By Jason McKeown
With two weeks to go until the 2012/13 cheap season ticket deadline, the signs do not look good. This morning the Telegraph & Argus has reported that just 3,000 season tickets have been sold, with the two Chairmen rolled out to give a “rallying cry” for people to buy theirs. Human nature when it comes to paying any bill dictates that a lot of people will be waiting until the last minute (31st May) to purchase, but even allowing for this late rush it seems inevitable the club is going to fall short of whatever target it has in mind.
This will be the sixth year in a row of the club offering season tickets at rock bottom prices – relative to the rest of UK professional football – but what has always hampered this superb initiative is poor marketing and PR. From the cringe-worthy ‘Santa Dave’ campaign in 2010 to this year’s flyer full of quotes from players banging on about City getting into League One, there are either mixed messages about quality or too big a difference between what is being promoted and the reality of the product.
Mark Lawn has stated: “For those people who want to see a competitive squad out on the pitch next season, Phil needs an appropriate budget. To be able to do this, as I’ve said it in the past and will stress again, season-ticket sales are critical in order to increase Phil’s budget to strengthen the squad. In essence the playing budget is in the fans’ hands. Julian Rhodes and myself both have confidence in Phil to put together a squad that’s fit to win the league or at least get a play-off position.”
The insinuation – that high sales will lead to success – fails miserably on the back of five years of stagnation in League Two. When season ticket sales have previously been at a high level which, next season, we unfortunately cannot hope to emulate, success on the field did not occur. Yet year on year we are urged to spend a wad of money buying a season ticket on the premise that – if we do our bit – the rewards will come. If this is really the incentive for us to buy a season ticket, then we have been repeatedly miss-sold – and it’s therefore no real surprise that sales have declined.
I’ve no axe to grind with any supporter who has not renewed for whatever reason at some point over the past five years. But it stands to me that if you target people to buy tickets who will judge its true value on the final league table – or in marketing terms, look to get consumers to buy a product that does not achieve what it is set out to do – you will see a drop off in future sales.
But equally, declaring only 3,000 season tickets have been sold so far for next season and that the final outcome will largely dictate next year’s budget will hardly fill floating buyers with much confidence. For sure, they can each do their own bit and invest their money – but if not enough other people do too, and we are left with a poor squad that cannot hope for much more than avoiding relegation again – these people will feel let down and be less likely to believe next season’s rhetoric.

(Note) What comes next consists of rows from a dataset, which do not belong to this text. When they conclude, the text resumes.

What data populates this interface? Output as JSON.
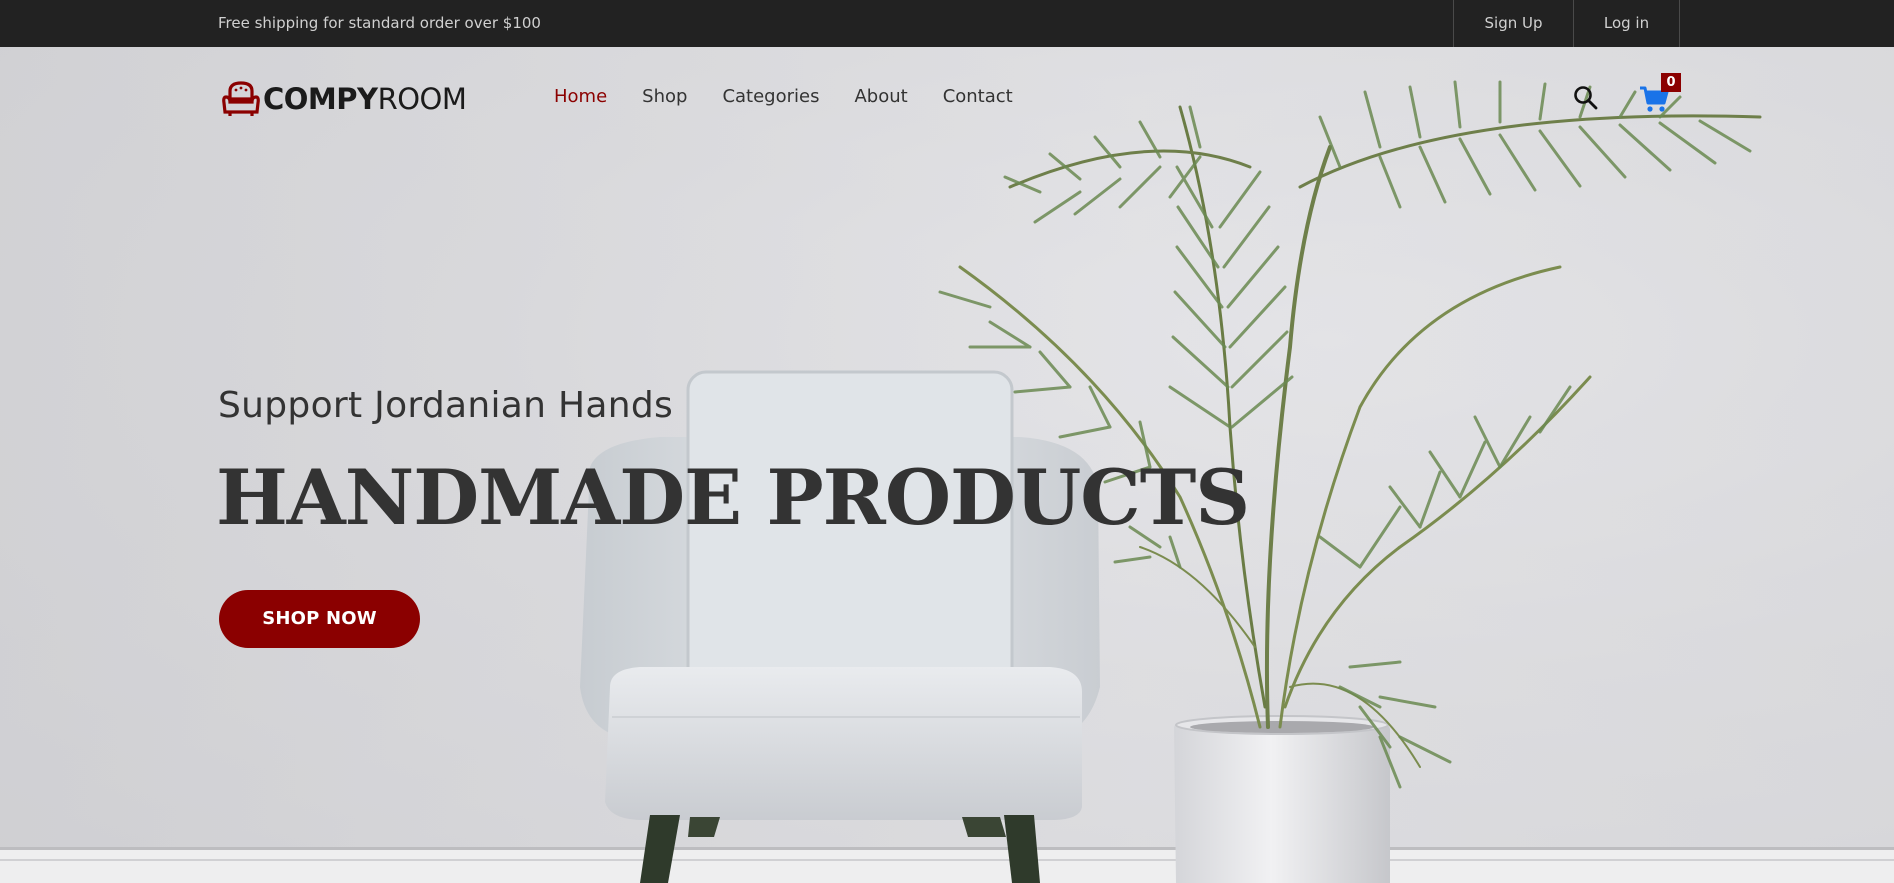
{
  "topbar": {
    "promo": "Free shipping for standard order over $100",
    "signup": "Sign Up",
    "login": "Log in"
  },
  "logo": {
    "bold": "COMPY",
    "light": "ROOM",
    "icon": "armchair-icon",
    "color": "#8b0000"
  },
  "nav": {
    "items": [
      {
        "label": "Home",
        "active": true
      },
      {
        "label": "Shop"
      },
      {
        "label": "Categories"
      },
      {
        "label": "About"
      },
      {
        "label": "Contact"
      }
    ]
  },
  "header": {
    "search_icon": "search-icon",
    "cart_icon": "cart-icon",
    "cart_count": "0"
  },
  "hero": {
    "subtitle": "Support Jordanian Hands",
    "headline": "HANDMADE PRODUCTS",
    "cta": "SHOP NOW"
  },
  "colors": {
    "accent": "#8b0000",
    "topbar": "#222222",
    "cart": "#1a73e8"
  }
}
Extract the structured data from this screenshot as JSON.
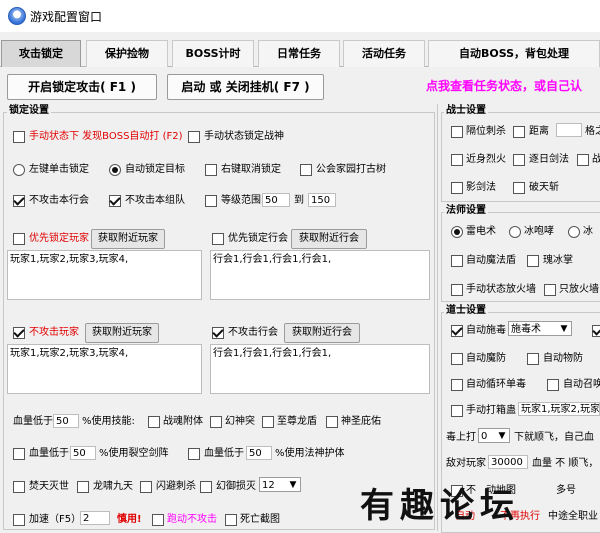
{
  "window": {
    "title": "游戏配置窗口"
  },
  "tabs": [
    {
      "label": "攻击锁定",
      "active": true
    },
    {
      "label": "保护捡物",
      "active": false
    },
    {
      "label": "BOSS计时",
      "active": false
    },
    {
      "label": "日常任务",
      "active": false
    },
    {
      "label": "活动任务",
      "active": false
    },
    {
      "label": "自动BOSS，背包处理",
      "active": false
    }
  ],
  "toolbar": {
    "start_lock": "开启锁定攻击( F1 )",
    "toggle_hang": "启动 或 关闭挂机( F7 )",
    "notice": "点我查看任务状态，或自己认"
  },
  "lock": {
    "title": "锁定设置",
    "manual_boss": "手动状态下 发现BOSS自动打 (F2)",
    "manual_god": "手动状态锁定战神",
    "left_click": "左键单击锁定",
    "auto_target": "自动锁定目标",
    "right_click": "右键取消锁定",
    "guild_tree": "公会家园打古树",
    "no_guild": "不攻击本行会",
    "no_team": "不攻击本组队",
    "level_range": "等级范围",
    "level_min": "50",
    "level_to": "到",
    "level_max": "150",
    "prio_player": "优先锁定玩家",
    "get_players": "获取附近玩家",
    "prio_guild": "优先锁定行会",
    "get_guilds": "获取附近行会",
    "players_text": "玩家1,玩家2,玩家3,玩家4,",
    "guilds_text": "行会1,行会1,行会1,行会1,",
    "no_player": "不攻击玩家",
    "get_players2": "获取附近玩家",
    "no_guild2": "不攻击行会",
    "get_guilds2": "获取附近行会",
    "players_text2": "玩家1,玩家2,玩家3,玩家4,",
    "guilds_text2": "行会1,行会1,行会1,行会1,"
  },
  "skills": {
    "hp_below": "血量低于",
    "hp1": "50",
    "pct_use": "%使用技能:",
    "s1": "战魂附体",
    "s2": "幻神突",
    "s3": "至尊龙盾",
    "s4": "神圣庇佑",
    "hp2_label": "血量低于",
    "hp2": "50",
    "hp2_skill": "%使用裂空剑阵",
    "hp3_label": "血量低于",
    "hp3": "50",
    "hp3_skill": "%使用法神护体",
    "b1": "焚天灭世",
    "b2": "龙啸九天",
    "b3": "闪避刺杀",
    "b4": "幻御损灭",
    "b4_value": "12",
    "speed_label": "加速（F5）",
    "speed_value": "2",
    "speed_warn": "慎用!",
    "run_no_attack": "跑动不攻击",
    "death_shot": "死亡截图"
  },
  "warrior": {
    "title": "战士设置",
    "c1": "隔位刺杀",
    "c2": "距离",
    "c2_suffix": "格之",
    "c3": "近身烈火",
    "c4": "逐日剑法",
    "c4_suffix": "战",
    "c5": "影剑法",
    "c6": "破天斩"
  },
  "mage": {
    "title": "法师设置",
    "r1": "雷电术",
    "r2": "冰咆哮",
    "r3": "冰",
    "c1": "自动魔法盾",
    "c2": "瑰冰掌",
    "c3": "手动状态放火墙",
    "c4": "只放火墙"
  },
  "taoist": {
    "title": "道士设置",
    "auto_poison": "自动施毒",
    "poison_select": "施毒术",
    "c2": "自动魔防",
    "c3": "自动物防",
    "c4": "自动循环单毒",
    "c5": "自动召唤",
    "c6": "手动打箱蛊",
    "c6_text": "玩家1,玩家2,玩家3",
    "poison_limit": "毒上打",
    "poison_limit_value": "0",
    "poison_limit_text": "下就顺飞，自己血",
    "enemy_label": "敌对玩家",
    "enemy_value": "30000",
    "enemy_text": "血量 不 顺飞，",
    "c7": "不",
    "c7_text": "动地图",
    "c7_suffix": "多号",
    "bottom_note": "自动",
    "bottom_note2": "不再执行",
    "bottom_note3": "中途全职业"
  },
  "watermark": "有趣论坛"
}
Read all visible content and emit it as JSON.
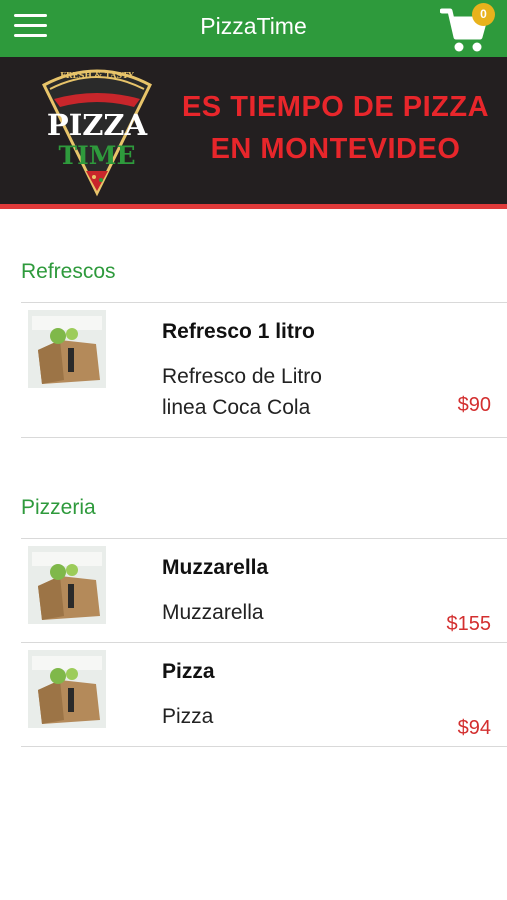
{
  "header": {
    "title": "PizzaTime",
    "cart_count": "0",
    "accent": "#2e9a3c"
  },
  "banner": {
    "logo_top": "FRESH & TASTY",
    "logo_word1": "PIZZA",
    "logo_word2": "TIME",
    "line1": "ES TIEMPO DE PIZZA",
    "line2": "EN MONTEVIDEO"
  },
  "sections": [
    {
      "title": "Refrescos",
      "items": [
        {
          "name": "Refresco 1 litro",
          "desc_line1": "Refresco de Litro",
          "desc_line2": "linea Coca Cola",
          "price": "$90"
        }
      ]
    },
    {
      "title": "Pizzeria",
      "items": [
        {
          "name": "Muzzarella",
          "desc_line1": "Muzzarella",
          "price": "$155"
        },
        {
          "name": "Pizza",
          "desc_line1": "Pizza",
          "price": "$94"
        }
      ]
    }
  ],
  "icons": [
    "menu-icon",
    "cart-icon"
  ]
}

There are, to me at least, far more compelling reasons to buy a season ticket than to merely hope to be part of a promotion party. Football supporting is a way of life, and as we stand here just two weeks into the close season, the emptiness of a Saturday afternoon with no City to fret about has already fallen sharply into focus. A few more weeks of this, and we will be aching for football all over again and desperate to view the (occasionally) lush green grass of Valley Parade. We will be missing all that goes with the matches too – from the pre-match pint, the frustration of people moaning behind you, and to the adrenaline and excitement of a cracking home win. Football and City gives us a purpose, and a season ticket is the only way to truly satisfy that itch.
The Bantams apparently averaged 10,171 last season (down by 26% from the first year of cheap season ticket sales, in 2008/09). This is after four years of failed promises from the club when it came to buying a season ticket, yet still people have kept coming back. Logic surely dictates that these people are therefore not renewing because they “must” have a successful team. Something else keeps them going.
That’s not to say that we shouldn’t be targeting promotion next season – of course we should. Equally, there is a very significant correlation between season ticket sales and the budget that the manager has to work on, so it does matter how many of us renew. But if year on year we are going to measure ourselves against a target we have so far not even come close to achieving (League One football), then we are always going to feel bad about themselves.
It would be nice to get promoted next season, of course it would . But it would also be nice – and more realistic – to simply improve upon the last two desperate campaigns of 18th-placed finishes, and to be able to buy into a vision of how that might happen and where we would then go from there. Because if we accept and understand that season ticket sales are declining, to then promote the following year’s offer on the premise that a good take-up is more likely to lead to a successful promotion push means the club looks increasingly daft.
Ultimately, this Board is suffering from losing touch with supporters and failing to grasp the issues that are leading to growing disillusionment. It has made a poor attempt at trying to paint last season as a success by blaming the concepts and personnel they were promoting when they were urging us to buy last season’s season tickets.
I have bought my season ticket for next season. Not because I expect us to get promoted, but because I can’t imagine my life without this football club occupying my time. And because I can’t stand the thought of missing out on the next great moment we celebrate, or of witnessing the next set of excellent players who emerge and entertain us. When Valley Parade roars in triumph I want to be part of that roar, even if it’s not to roar at the biggest of triumphs.
Maybe somewhere in those random thoughts, there’s a more successful marketing campaign.